In the entries below, count the lines that contain the word "icon" and give only that number.

-------- Records supplied --------

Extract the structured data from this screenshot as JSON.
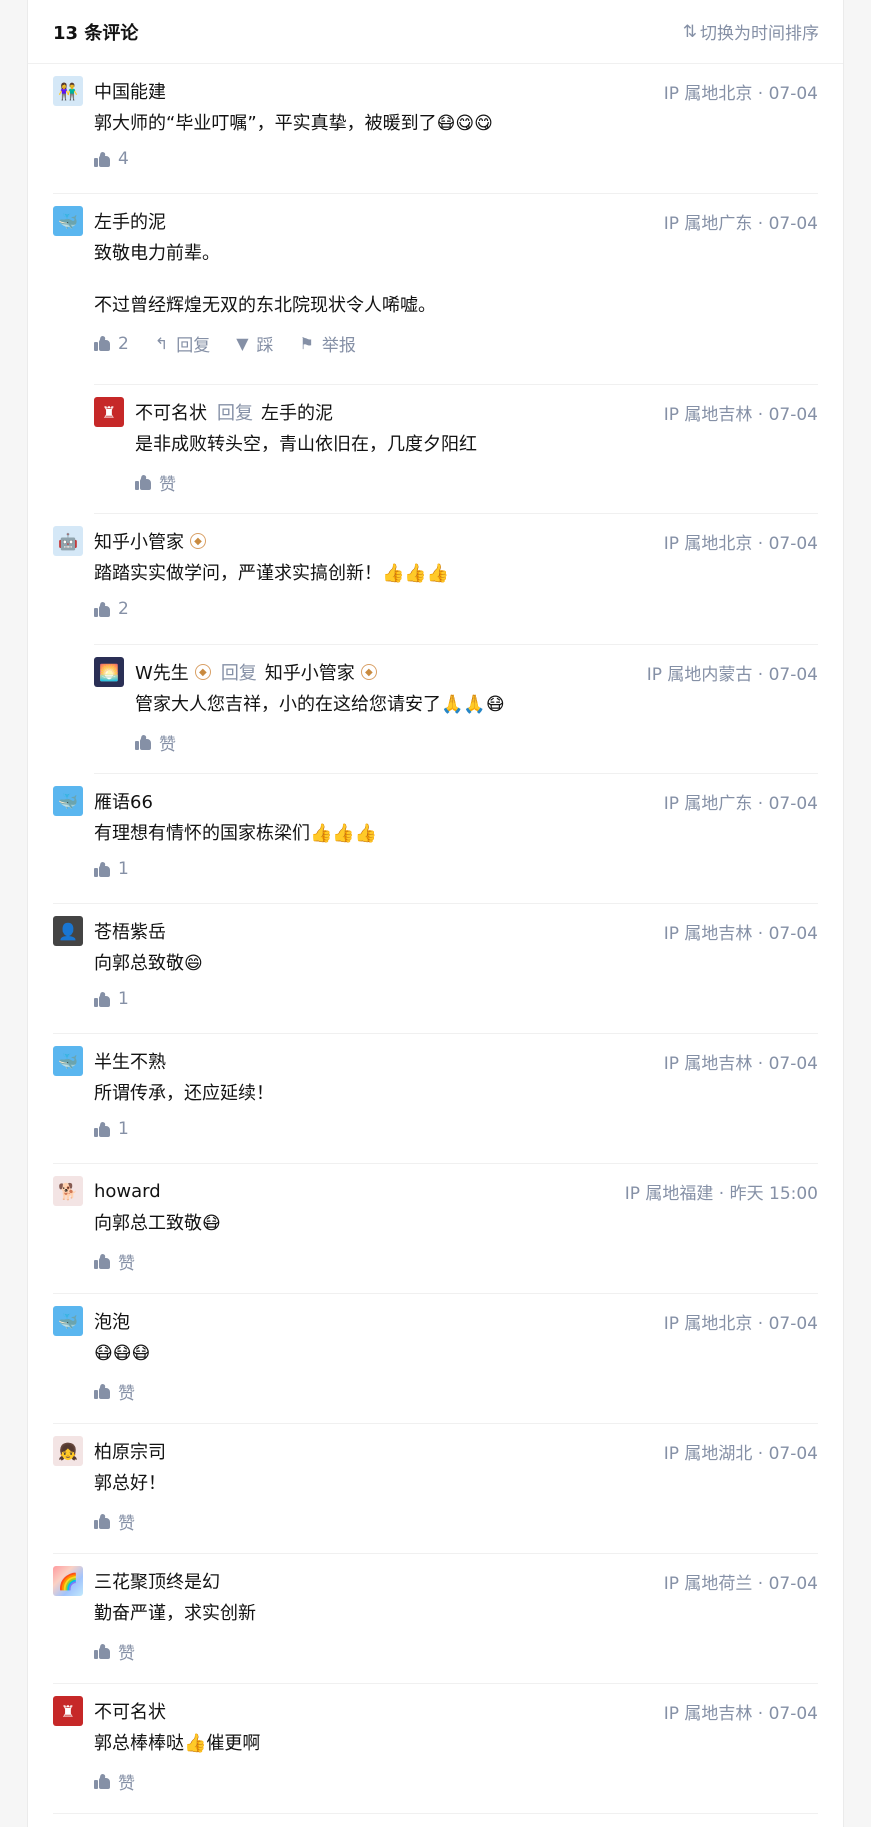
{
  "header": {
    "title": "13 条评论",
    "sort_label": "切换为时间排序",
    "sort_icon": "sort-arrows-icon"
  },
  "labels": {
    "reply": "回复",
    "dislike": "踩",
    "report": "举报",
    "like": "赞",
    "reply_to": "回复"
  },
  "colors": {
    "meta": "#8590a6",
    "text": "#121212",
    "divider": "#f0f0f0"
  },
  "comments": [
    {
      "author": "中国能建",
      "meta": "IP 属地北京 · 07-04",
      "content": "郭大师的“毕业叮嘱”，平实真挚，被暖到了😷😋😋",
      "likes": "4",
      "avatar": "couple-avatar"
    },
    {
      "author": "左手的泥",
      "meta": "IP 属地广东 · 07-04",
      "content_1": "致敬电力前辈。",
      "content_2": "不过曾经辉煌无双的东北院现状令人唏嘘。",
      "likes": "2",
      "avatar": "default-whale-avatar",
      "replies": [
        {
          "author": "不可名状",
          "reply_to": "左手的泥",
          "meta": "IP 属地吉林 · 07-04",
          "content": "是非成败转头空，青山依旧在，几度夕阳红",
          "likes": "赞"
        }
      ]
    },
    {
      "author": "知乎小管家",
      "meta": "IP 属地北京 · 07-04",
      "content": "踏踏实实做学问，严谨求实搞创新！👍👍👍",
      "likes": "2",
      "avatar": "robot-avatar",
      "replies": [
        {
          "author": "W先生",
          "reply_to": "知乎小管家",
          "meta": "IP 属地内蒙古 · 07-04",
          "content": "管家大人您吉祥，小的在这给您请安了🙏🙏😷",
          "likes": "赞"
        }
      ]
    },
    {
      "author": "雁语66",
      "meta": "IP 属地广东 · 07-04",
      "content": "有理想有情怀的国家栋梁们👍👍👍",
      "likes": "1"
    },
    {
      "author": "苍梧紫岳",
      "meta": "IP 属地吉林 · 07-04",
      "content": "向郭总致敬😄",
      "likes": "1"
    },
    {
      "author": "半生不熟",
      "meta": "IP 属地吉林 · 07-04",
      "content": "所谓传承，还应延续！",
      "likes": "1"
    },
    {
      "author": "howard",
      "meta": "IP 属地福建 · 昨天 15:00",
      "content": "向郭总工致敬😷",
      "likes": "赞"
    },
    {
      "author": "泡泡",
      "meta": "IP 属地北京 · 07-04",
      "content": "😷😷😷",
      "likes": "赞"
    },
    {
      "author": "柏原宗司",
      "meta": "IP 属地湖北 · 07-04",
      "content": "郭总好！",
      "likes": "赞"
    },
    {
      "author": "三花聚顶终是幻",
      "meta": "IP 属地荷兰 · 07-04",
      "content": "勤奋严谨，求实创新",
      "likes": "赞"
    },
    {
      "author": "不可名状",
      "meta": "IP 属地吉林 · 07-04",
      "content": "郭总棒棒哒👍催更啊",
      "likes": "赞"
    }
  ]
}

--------
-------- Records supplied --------

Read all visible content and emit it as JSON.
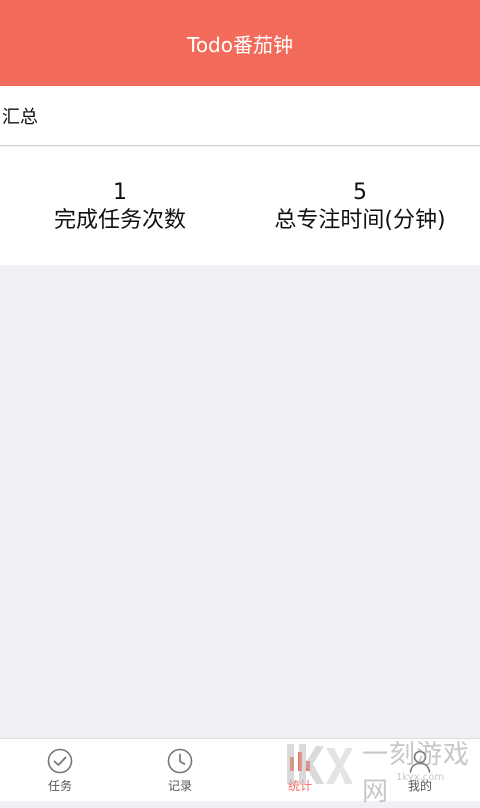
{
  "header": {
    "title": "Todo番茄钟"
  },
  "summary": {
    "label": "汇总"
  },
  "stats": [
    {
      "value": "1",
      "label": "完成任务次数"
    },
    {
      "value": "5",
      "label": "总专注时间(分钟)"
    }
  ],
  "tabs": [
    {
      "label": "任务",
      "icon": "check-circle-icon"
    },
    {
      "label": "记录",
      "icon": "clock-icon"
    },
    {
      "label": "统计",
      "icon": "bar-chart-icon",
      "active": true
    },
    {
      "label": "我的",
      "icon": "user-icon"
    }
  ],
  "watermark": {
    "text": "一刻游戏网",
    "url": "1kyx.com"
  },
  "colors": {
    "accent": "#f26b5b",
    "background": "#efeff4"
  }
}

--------
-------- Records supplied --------

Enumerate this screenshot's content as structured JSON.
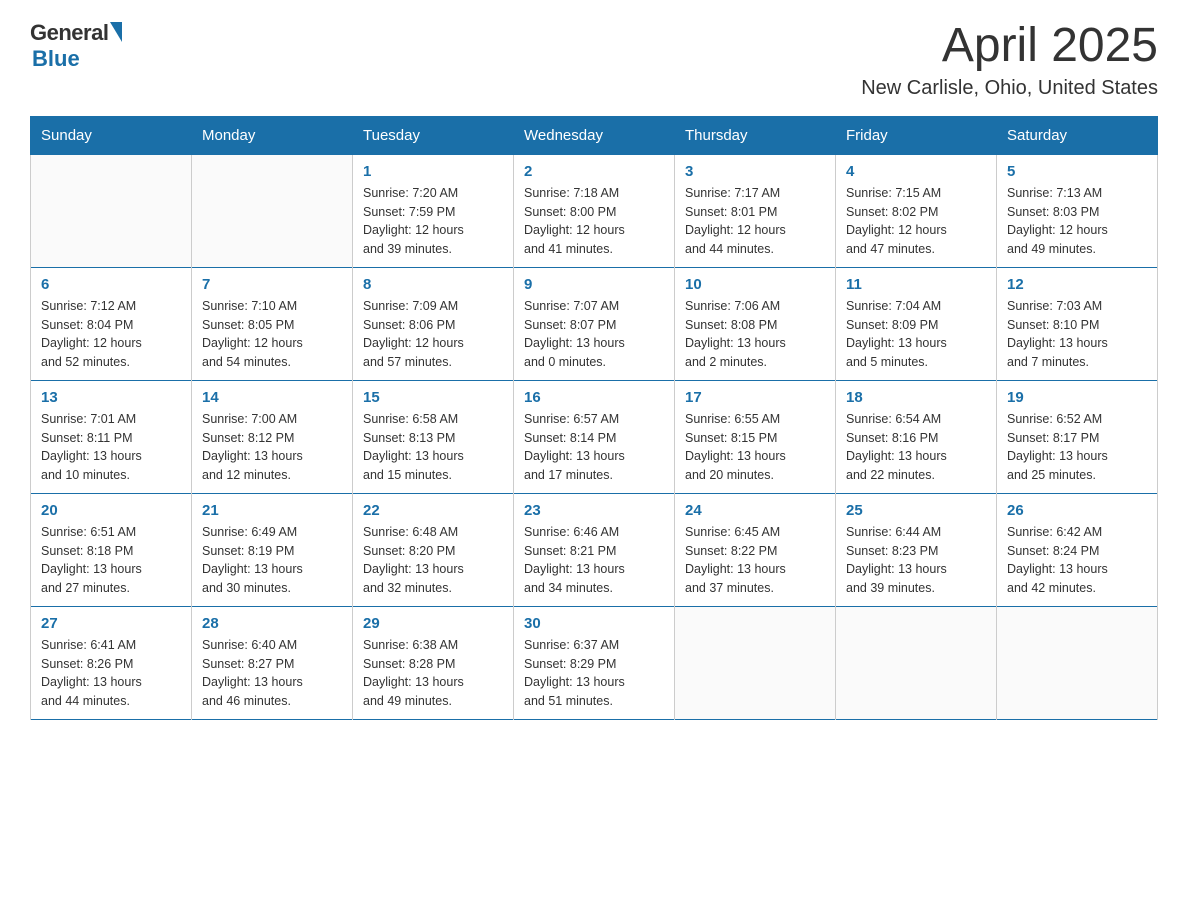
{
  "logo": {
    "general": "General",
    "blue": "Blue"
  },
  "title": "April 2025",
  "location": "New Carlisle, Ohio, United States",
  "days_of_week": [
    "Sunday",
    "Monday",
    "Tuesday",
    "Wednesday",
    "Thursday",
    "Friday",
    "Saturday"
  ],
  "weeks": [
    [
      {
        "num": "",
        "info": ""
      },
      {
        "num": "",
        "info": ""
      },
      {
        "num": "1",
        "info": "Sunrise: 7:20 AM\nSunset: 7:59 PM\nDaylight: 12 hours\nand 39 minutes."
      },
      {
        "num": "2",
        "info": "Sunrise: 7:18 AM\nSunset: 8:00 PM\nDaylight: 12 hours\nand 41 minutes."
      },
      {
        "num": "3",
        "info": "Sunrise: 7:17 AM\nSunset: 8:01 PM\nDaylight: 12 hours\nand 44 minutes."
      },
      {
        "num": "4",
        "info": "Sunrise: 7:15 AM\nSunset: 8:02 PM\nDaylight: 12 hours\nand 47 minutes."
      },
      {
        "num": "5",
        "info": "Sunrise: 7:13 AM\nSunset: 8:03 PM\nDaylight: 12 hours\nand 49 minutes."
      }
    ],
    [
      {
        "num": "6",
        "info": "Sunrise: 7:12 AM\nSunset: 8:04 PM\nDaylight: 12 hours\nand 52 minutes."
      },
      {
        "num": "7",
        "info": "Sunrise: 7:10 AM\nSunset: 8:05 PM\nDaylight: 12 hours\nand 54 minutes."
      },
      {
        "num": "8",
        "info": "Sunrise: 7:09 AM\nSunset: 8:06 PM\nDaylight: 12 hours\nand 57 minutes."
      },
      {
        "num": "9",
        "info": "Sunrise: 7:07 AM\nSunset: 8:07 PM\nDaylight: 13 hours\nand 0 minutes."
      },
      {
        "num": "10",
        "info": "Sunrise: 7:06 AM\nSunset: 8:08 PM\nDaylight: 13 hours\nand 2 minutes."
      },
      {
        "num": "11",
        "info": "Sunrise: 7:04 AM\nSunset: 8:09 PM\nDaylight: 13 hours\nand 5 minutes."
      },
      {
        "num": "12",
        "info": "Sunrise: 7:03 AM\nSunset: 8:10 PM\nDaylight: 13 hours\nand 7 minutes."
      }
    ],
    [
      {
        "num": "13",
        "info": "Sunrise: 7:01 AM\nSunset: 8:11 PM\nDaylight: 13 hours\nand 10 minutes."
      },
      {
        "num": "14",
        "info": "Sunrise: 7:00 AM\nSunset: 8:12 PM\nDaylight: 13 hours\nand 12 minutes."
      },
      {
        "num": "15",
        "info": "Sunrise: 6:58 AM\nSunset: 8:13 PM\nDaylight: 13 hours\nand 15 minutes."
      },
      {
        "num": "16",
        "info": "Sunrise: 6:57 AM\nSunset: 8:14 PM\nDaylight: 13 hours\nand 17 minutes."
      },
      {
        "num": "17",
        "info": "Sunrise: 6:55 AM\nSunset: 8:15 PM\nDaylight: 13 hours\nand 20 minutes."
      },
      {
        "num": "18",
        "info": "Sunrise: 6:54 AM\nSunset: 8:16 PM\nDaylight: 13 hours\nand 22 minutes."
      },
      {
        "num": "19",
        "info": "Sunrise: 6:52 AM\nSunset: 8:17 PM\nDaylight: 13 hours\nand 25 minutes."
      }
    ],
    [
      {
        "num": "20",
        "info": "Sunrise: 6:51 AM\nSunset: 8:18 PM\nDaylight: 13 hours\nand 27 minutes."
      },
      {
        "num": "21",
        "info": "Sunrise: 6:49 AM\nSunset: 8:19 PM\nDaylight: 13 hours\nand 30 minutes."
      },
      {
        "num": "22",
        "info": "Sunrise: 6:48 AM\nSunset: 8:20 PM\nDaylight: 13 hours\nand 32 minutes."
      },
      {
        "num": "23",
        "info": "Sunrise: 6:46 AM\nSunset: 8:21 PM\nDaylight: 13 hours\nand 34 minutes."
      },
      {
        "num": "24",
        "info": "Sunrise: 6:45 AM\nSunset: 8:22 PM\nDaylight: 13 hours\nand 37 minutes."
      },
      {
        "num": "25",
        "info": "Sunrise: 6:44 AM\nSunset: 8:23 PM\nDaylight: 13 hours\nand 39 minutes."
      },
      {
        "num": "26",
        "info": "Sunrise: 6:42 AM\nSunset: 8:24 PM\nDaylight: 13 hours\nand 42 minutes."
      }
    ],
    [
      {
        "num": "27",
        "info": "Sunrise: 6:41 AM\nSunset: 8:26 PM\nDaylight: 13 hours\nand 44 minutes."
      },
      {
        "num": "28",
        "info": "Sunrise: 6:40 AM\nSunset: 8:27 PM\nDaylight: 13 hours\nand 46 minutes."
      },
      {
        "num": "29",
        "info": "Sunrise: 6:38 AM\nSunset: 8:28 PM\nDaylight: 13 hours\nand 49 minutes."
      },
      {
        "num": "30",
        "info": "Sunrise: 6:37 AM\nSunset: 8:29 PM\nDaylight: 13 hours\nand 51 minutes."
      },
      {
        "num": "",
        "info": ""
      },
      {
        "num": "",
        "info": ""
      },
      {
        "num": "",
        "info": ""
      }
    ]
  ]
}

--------

# Written response
5